5 And Joseph dreamed a dream, and he told it to his brothers, and they hated him even more. 6 He said to them, "Please hear this dream which I have dreamed; 7 And behold, we were binding sheaves in the field, and behold, my sheaf rose up and stood upright; and behold, your sheaves gathered around and bowed down to my sheaf." 8 Then his brothers said to him, "Shall you indeed reign over us? Or are you really going to have dominion over us?" So they hated him even more for his dreams and for his words." (Gen 37:5-8 BR) 

NOTE: For additional information on the story of Joseph see my article Joseph: Savior in Egypt.

 

The text for today introduces the first of two dreams Joseph experienced that predicted the future. His brothers stated the obvious meaning of the first dream. He would rule over them. The dream says nothing about Egypt and the brothers' interpretation likely assumed that Joseph would try to assume the rights of the firstborn. The second dream in verses 9 to 11 depicted the sun, moon and eleven stars bowing down to Joseph, which implied being given even greater power than first-born rights. His father Jacob was shocked by the obvious meaning of the dream, but considered it closely because he had received revelation through dreams.

To understand why the brothers should hate Joseph even more after hearing the dreams we must consider two important events that preceded the dreams. And, in this back-story I believe is a parallel situation to Hanukkah.

Verse 2 tells us that Joseph shepherded flocks with the four sons of Bilhah and Zilpah. Then the verse says that Joseph brought a report to his father of evil committed by his brothers. Most Bible versions and commentators interpret the report as being about the sons of the concubine wives. However, Rashi attributes the evil report as concerning the sons of Leah. The three oldest sons of Leah had previously committed grievous sins. Simeon and Levi had murdered all the males in Shechem as revenge for the rape of their sister Dinah (Gen 34:25), and Reuben had lain with his father's concubine-wife Bilhah (Gen 35:22).

The tragedy of Jacob's family was not his favoritism of Joseph but the abandonment of obedience of the commandments of God by the sons of Leah. Abraham had been commended for keeping the commandments of God, but now his great grandsons have decided they can ignore God's rules. Joseph stands in sharp contrast by his godly character.

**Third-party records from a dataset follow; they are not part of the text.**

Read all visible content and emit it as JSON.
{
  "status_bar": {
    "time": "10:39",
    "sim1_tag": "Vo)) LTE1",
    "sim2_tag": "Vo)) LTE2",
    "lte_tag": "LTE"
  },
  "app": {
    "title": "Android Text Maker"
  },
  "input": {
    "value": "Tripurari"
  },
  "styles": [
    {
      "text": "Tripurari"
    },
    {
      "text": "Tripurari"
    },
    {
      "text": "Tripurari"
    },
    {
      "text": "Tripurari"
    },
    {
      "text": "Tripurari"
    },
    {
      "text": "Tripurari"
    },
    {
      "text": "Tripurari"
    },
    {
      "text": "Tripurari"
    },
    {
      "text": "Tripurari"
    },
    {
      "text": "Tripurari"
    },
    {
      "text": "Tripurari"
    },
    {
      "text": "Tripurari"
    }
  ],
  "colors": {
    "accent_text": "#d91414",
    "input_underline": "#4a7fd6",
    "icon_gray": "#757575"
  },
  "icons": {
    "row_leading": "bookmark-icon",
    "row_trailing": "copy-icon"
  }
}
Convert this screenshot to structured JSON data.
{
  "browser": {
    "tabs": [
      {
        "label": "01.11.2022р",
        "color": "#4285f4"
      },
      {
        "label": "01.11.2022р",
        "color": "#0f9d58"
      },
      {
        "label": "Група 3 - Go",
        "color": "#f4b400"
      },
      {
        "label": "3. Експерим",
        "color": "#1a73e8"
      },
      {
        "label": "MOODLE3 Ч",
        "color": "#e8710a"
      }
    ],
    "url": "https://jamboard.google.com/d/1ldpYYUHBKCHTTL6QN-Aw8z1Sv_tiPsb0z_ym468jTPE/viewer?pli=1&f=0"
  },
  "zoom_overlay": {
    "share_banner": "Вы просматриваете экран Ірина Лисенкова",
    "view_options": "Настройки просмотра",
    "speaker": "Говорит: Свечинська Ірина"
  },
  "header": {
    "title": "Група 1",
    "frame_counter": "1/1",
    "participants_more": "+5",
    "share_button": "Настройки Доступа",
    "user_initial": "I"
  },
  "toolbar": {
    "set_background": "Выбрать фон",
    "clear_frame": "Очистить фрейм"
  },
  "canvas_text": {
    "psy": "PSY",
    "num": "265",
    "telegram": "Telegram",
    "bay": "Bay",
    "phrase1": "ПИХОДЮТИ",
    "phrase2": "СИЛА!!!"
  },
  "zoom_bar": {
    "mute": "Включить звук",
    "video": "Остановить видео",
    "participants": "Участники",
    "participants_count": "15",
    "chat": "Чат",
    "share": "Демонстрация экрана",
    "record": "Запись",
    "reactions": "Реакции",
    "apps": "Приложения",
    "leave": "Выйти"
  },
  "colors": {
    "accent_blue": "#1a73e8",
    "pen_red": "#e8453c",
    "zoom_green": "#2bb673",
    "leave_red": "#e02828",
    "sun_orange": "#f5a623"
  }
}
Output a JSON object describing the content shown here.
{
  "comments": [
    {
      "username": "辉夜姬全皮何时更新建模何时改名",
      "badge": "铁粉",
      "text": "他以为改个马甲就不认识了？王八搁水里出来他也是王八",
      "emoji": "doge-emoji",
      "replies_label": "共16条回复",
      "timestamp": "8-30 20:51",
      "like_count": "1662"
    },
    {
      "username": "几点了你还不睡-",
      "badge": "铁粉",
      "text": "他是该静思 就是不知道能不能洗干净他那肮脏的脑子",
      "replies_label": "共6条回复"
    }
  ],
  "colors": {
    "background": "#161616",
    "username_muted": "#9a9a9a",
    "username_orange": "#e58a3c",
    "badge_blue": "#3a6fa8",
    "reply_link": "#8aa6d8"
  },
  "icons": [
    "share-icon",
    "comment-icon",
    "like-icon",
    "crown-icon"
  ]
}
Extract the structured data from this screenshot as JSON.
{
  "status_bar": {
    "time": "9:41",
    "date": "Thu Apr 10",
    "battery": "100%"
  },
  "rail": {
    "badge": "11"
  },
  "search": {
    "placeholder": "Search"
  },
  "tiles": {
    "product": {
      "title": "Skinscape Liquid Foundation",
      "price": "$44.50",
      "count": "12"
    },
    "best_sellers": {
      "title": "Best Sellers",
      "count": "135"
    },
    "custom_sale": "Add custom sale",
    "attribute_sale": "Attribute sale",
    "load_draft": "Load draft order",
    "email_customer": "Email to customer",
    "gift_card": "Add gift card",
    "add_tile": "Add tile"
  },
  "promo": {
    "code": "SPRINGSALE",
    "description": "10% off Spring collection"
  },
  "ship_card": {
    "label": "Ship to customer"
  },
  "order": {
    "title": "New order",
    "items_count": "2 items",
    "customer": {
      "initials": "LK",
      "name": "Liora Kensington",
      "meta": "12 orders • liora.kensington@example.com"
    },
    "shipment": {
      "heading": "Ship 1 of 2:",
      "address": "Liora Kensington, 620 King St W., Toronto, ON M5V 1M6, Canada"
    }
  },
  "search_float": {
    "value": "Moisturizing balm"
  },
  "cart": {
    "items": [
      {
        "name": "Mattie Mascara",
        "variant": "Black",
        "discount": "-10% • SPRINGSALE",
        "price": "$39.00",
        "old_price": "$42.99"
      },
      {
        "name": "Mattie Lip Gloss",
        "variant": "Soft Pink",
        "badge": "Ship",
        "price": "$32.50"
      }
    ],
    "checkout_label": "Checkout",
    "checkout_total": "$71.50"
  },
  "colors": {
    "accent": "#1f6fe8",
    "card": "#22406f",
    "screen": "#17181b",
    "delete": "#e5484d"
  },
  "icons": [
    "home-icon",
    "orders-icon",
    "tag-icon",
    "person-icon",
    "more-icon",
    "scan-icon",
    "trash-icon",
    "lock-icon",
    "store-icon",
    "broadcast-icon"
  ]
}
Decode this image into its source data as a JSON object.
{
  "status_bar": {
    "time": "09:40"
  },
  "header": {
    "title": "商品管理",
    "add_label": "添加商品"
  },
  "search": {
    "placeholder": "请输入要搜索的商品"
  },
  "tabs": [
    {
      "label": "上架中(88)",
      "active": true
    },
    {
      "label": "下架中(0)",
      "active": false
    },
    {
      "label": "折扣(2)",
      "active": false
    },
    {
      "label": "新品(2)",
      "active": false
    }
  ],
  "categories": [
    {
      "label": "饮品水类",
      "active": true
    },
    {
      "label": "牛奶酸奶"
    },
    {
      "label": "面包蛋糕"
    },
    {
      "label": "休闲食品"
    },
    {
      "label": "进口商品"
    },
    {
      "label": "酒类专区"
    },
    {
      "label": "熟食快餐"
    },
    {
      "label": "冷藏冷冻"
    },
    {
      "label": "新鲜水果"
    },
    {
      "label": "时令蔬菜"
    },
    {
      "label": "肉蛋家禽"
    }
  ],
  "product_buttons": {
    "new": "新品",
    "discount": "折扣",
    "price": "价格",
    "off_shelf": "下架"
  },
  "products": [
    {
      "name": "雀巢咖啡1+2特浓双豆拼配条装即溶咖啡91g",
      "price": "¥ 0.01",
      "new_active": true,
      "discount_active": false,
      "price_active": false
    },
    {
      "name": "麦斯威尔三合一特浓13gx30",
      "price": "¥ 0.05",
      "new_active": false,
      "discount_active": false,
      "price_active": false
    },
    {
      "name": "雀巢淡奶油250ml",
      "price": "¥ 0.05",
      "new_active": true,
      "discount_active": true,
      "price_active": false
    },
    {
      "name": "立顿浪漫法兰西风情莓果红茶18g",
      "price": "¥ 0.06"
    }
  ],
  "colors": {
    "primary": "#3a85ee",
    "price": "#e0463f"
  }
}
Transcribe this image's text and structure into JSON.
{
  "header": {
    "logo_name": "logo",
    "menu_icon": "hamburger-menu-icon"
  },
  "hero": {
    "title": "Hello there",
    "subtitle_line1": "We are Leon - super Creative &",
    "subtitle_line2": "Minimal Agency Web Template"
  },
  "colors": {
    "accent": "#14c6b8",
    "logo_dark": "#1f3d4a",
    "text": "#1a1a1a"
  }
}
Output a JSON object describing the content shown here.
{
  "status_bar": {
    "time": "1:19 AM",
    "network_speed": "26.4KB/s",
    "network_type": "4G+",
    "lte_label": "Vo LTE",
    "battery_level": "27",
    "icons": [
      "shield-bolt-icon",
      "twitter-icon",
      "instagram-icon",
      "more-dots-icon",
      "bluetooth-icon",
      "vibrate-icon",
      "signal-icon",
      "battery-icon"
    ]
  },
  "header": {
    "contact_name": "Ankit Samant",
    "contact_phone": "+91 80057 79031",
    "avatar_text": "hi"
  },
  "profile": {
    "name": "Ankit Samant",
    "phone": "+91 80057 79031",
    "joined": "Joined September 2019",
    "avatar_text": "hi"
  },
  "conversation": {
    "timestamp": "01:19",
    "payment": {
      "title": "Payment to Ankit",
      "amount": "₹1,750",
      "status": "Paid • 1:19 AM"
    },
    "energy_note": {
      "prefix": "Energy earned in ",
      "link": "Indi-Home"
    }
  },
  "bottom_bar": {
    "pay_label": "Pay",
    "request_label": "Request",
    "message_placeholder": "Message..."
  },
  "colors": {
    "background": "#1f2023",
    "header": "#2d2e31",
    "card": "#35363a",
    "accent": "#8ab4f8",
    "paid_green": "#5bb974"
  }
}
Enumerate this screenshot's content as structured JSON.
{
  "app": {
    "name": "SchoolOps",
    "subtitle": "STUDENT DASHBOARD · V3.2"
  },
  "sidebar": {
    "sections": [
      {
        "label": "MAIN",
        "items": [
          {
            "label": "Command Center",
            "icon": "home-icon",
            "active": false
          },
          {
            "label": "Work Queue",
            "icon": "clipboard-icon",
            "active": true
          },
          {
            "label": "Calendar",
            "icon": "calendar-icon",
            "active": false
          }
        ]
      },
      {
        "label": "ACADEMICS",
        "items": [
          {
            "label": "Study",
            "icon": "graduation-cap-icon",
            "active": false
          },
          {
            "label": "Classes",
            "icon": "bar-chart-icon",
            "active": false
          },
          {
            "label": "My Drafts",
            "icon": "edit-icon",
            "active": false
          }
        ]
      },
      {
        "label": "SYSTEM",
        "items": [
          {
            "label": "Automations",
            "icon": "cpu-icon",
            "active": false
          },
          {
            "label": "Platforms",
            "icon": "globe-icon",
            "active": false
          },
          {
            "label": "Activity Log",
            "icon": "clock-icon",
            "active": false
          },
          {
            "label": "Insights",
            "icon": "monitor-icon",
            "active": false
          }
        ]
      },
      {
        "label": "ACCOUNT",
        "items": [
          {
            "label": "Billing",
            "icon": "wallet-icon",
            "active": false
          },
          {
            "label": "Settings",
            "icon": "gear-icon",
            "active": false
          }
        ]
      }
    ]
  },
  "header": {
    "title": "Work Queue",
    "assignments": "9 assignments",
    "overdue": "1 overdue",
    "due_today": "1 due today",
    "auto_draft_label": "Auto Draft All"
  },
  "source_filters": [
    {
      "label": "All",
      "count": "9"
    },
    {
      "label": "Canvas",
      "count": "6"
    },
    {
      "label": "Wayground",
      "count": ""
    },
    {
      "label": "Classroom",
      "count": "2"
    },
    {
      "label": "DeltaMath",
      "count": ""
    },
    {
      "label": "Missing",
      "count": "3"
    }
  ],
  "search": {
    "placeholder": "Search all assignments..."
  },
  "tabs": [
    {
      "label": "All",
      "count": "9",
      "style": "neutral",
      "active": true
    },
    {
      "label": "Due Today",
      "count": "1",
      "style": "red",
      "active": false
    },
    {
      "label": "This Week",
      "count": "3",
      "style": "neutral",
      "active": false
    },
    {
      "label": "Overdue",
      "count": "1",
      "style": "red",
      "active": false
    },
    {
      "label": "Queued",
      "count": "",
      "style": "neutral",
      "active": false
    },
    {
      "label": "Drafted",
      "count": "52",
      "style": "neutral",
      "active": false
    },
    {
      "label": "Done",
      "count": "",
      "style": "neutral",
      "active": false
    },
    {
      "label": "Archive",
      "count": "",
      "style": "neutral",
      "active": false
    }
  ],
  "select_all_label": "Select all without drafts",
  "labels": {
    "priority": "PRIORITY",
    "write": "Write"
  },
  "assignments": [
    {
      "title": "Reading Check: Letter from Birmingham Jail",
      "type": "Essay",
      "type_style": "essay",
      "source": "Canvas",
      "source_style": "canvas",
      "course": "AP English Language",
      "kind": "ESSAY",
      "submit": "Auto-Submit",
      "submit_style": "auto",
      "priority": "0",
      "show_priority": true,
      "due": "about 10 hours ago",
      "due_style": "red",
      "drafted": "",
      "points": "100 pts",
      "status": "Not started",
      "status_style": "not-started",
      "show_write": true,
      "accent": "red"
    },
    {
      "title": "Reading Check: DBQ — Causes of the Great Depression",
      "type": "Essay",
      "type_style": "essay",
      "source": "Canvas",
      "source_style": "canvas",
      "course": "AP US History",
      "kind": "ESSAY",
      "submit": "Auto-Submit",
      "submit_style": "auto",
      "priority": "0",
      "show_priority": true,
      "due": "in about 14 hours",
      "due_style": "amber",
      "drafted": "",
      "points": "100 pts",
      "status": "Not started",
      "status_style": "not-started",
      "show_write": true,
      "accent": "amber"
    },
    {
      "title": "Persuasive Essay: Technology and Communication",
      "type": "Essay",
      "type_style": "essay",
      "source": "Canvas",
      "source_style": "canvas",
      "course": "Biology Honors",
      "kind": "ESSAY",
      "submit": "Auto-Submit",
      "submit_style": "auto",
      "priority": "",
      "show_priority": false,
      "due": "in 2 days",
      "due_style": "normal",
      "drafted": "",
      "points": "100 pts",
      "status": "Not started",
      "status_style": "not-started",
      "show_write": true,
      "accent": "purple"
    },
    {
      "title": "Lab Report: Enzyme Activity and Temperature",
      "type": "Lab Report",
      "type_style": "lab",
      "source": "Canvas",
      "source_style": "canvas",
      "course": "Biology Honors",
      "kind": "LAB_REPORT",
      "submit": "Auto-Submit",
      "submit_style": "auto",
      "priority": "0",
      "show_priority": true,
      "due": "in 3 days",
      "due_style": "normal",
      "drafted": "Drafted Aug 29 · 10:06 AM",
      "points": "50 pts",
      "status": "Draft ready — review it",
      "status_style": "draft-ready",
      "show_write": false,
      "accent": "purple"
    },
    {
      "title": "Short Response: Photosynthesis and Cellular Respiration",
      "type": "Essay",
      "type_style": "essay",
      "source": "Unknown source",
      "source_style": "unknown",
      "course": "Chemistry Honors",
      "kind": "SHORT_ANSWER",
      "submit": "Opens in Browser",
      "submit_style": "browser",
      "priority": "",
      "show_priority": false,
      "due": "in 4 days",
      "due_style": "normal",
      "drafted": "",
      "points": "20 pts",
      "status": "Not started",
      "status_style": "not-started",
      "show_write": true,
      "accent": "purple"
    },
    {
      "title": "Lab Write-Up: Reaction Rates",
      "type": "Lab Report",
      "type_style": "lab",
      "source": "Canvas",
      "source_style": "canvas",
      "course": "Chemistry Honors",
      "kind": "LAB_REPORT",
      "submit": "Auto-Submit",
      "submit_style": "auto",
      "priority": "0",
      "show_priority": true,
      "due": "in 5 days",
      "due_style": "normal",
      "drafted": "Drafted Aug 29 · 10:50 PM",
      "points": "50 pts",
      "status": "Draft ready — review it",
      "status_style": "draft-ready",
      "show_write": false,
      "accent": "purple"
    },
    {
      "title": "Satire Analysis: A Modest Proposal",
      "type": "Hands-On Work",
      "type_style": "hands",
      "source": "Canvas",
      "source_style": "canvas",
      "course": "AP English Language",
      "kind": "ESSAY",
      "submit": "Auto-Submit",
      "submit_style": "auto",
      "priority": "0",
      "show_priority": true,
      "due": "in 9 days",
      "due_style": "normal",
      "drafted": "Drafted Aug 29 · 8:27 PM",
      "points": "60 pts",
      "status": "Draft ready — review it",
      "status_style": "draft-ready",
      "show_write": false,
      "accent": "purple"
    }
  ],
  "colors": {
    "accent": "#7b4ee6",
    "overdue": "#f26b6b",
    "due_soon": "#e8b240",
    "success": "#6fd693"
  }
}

Unfortunately, Joseph is sometimes defamed by commentators as a spoiled brat who gossiped about his brothers. That is not the story of Joseph. The truth is that Jacob's family had been infected with a serious spiritual deficiency. The sons of Leah acted as if they could inherit the covenantal promises while at the same time rejecting the moral foundation of the covenant.

Verse 3 says that Jacob loved Joseph more than his other sons and for good reason. As recognition of his esteem Jacob gave Joseph a special tunic, the kind that was normally worn by princes and nobles. This gift signaled Jacob's intent to treat Joseph as if he were the first-born. These two events resulted in Joseph being hated by his brothers. Thus, hearing the dreams became the trigger for greater hatred and motivation for decisive action to make sure that Joseph would never have such power over them. So, the brothers, apparently led by the sons of Leah, first conspired to kill Joseph, and then finally agreed to sell him into slavery.

The sin of putting personal desires ahead of God's will as exhibited by Joseph's brothers repeatedly plagued the nation of Israel for centuries and eventually led to their exile in Babylon. After the return to the land spiritual danger arose again when the infamous King Antiochus forced Greek culture on Judea, desecrated the temple and demanded the Jews forget the laws of their God. Many Jews compromised their values to get along, but other Jews determined to stay faithful to God's commandments. In fact, it was during the days of the Maccabees that the term "Judaism" was coined to refer to a way of life devoted to observance of Torah commandments.

This conflict of values tore at the heart of Jewish culture. Fortunately, the warriors of righteousness led a successful rebellion against the tyranny of Antiochus. After the temple and the sacred flame were restored, the festival of dedication was established to give thanks annually for God's deliverance. Today Jewish custom stresses the miraculous military victory and miraculous supply of oil. I would say that greater than these miracles is the legacy of righteous Jews who stood faithful to God's Word in tough times.

The Body of Messiah today faces the same menace of compromise. Those who seek to live godly in Yeshua are ridiculed in pop culture. We face pressures from various institutions and groups to revise our religious convictions. Let us not be among those that fall away from the faith for the sake of social approval. Rather, let us choose to pattern our lives according to the godly examples of Joseph and the Maccabees and rededicate ourselves to being lights of the Messiah in this dark world.

Barukh Hashem

Copyright 2020 by Blaine Robison. All rights reserved.